(WORK TO COMPLETE):
Give back the whole listing exactly as shown.

────

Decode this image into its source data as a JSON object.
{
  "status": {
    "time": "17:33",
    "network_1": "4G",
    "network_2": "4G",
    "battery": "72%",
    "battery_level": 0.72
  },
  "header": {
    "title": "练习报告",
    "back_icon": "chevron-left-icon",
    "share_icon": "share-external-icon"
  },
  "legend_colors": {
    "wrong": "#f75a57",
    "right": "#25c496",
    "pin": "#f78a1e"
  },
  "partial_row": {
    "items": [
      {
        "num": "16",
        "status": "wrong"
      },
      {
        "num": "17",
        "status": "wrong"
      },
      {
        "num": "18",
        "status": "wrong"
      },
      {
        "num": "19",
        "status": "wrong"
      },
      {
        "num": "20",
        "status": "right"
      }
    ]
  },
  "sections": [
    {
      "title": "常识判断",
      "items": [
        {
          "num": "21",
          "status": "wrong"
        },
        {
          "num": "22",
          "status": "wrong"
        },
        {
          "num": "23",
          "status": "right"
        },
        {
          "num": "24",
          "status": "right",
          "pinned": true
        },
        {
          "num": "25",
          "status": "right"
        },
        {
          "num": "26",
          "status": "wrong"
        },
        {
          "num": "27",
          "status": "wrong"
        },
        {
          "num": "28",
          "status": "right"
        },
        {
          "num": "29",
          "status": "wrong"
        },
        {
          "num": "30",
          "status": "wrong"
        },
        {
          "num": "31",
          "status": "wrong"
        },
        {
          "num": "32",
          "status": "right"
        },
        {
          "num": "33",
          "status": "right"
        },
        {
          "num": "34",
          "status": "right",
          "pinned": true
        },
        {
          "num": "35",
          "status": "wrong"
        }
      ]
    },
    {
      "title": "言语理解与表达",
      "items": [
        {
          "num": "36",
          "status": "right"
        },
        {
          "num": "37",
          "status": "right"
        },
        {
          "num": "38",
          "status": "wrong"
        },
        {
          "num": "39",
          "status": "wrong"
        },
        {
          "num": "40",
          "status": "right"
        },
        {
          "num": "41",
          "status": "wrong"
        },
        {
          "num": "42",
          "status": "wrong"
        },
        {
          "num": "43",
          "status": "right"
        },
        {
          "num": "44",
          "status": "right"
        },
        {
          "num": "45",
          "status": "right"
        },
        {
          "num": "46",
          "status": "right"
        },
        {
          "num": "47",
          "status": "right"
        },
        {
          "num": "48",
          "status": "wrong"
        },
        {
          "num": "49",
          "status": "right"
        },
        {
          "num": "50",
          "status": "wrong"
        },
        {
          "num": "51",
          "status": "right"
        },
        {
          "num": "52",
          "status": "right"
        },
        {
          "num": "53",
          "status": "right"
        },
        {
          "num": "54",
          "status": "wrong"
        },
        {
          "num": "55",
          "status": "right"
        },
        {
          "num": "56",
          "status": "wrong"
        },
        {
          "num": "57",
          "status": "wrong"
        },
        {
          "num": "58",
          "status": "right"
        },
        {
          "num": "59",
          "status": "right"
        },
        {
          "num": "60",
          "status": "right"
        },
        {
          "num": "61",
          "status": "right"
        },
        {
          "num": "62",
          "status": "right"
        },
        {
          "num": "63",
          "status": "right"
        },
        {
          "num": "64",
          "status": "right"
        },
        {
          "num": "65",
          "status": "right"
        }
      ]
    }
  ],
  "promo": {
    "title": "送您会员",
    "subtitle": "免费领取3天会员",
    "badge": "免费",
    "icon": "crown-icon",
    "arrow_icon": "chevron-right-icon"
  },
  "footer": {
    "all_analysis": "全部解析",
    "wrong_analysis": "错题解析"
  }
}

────

(RESPONSE FOR THIS EXERCISE):
Decode this image into its source data as a JSON object.
{
  "status": {
    "time": "17:33",
    "network_1": "4G",
    "network_2": "4G",
    "battery": "72%",
    "battery_level": 0.72
  },
  "header": {
    "title": "练习报告",
    "back_icon": "chevron-left-icon",
    "share_icon": "share-external-icon"
  },
  "legend_colors": {
    "wrong": "#f75a57",
    "right": "#25c496",
    "pin": "#f78a1e"
  },
  "partial_row": {
    "items": [
      {
        "num": "16",
        "status": "wrong"
      },
      {
        "num": "17",
        "status": "wrong"
      },
      {
        "num": "18",
        "status": "wrong"
      },
      {
        "num": "19",
        "status": "wrong"
      },
      {
        "num": "20",
        "status": "right"
      }
    ]
  },
  "sections": [
    {
      "title": "常识判断",
      "items": [
        {
          "num": "21",
          "status": "wrong"
        },
        {
          "num": "22",
          "status": "wrong"
        },
        {
          "num": "23",
          "status": "right"
        },
        {
          "num": "24",
          "status": "right",
          "pinned": true
        },
        {
          "num": "25",
          "status": "right"
        },
        {
          "num": "26",
          "status": "wrong"
        },
        {
          "num": "27",
          "status": "wrong"
        },
        {
          "num": "28",
          "status": "right"
        },
        {
          "num": "29",
          "status": "wrong"
        },
        {
          "num": "30",
          "status": "wrong"
        },
        {
          "num": "31",
          "status": "wrong"
        },
        {
          "num": "32",
          "status": "right"
        },
        {
          "num": "33",
          "status": "right"
        },
        {
          "num": "34",
          "status": "right",
          "pinned": true
        },
        {
          "num": "35",
          "status": "wrong"
        }
      ]
    },
    {
      "title": "言语理解与表达",
      "items": [
        {
          "num": "36",
          "status": "right"
        },
        {
          "num": "37",
          "status": "right"
        },
        {
          "num": "38",
          "status": "wrong"
        },
        {
          "num": "39",
          "status": "wrong"
        },
        {
          "num": "40",
          "status": "right"
        },
        {
          "num": "41",
          "status": "wrong"
        },
        {
          "num": "42",
          "status": "wrong"
        },
        {
          "num": "43",
          "status": "right"
        },
        {
          "num": "44",
          "status": "right"
        },
        {
          "num": "45",
          "status": "right"
        },
        {
          "num": "46",
          "status": "right"
        },
        {
          "num": "47",
          "status": "right"
        },
        {
          "num": "48",
          "status": "wrong"
        },
        {
          "num": "49",
          "status": "right"
        },
        {
          "num": "50",
          "status": "wrong"
        },
        {
          "num": "51",
          "status": "right"
        },
        {
          "num": "52",
          "status": "right"
        },
        {
          "num": "53",
          "status": "right"
        },
        {
          "num": "54",
          "status": "wrong"
        },
        {
          "num": "55",
          "status": "right"
        },
        {
          "num": "56",
          "status": "wrong"
        },
        {
          "num": "57",
          "status": "wrong"
        },
        {
          "num": "58",
          "status": "right"
        },
        {
          "num": "59",
          "status": "right"
        },
        {
          "num": "60",
          "status": "right"
        },
        {
          "num": "61",
          "status": "right"
        },
        {
          "num": "62",
          "status": "right"
        },
        {
          "num": "63",
          "status": "right"
        },
        {
          "num": "64",
          "status": "right"
        },
        {
          "num": "65",
          "status": "right"
        }
      ]
    }
  ],
  "promo": {
    "title": "送您会员",
    "subtitle": "免费领取3天会员",
    "badge": "免费",
    "icon": "crown-icon",
    "arrow_icon": "chevron-right-icon"
  },
  "footer": {
    "all_analysis": "全部解析",
    "wrong_analysis": "错题解析"
  }
}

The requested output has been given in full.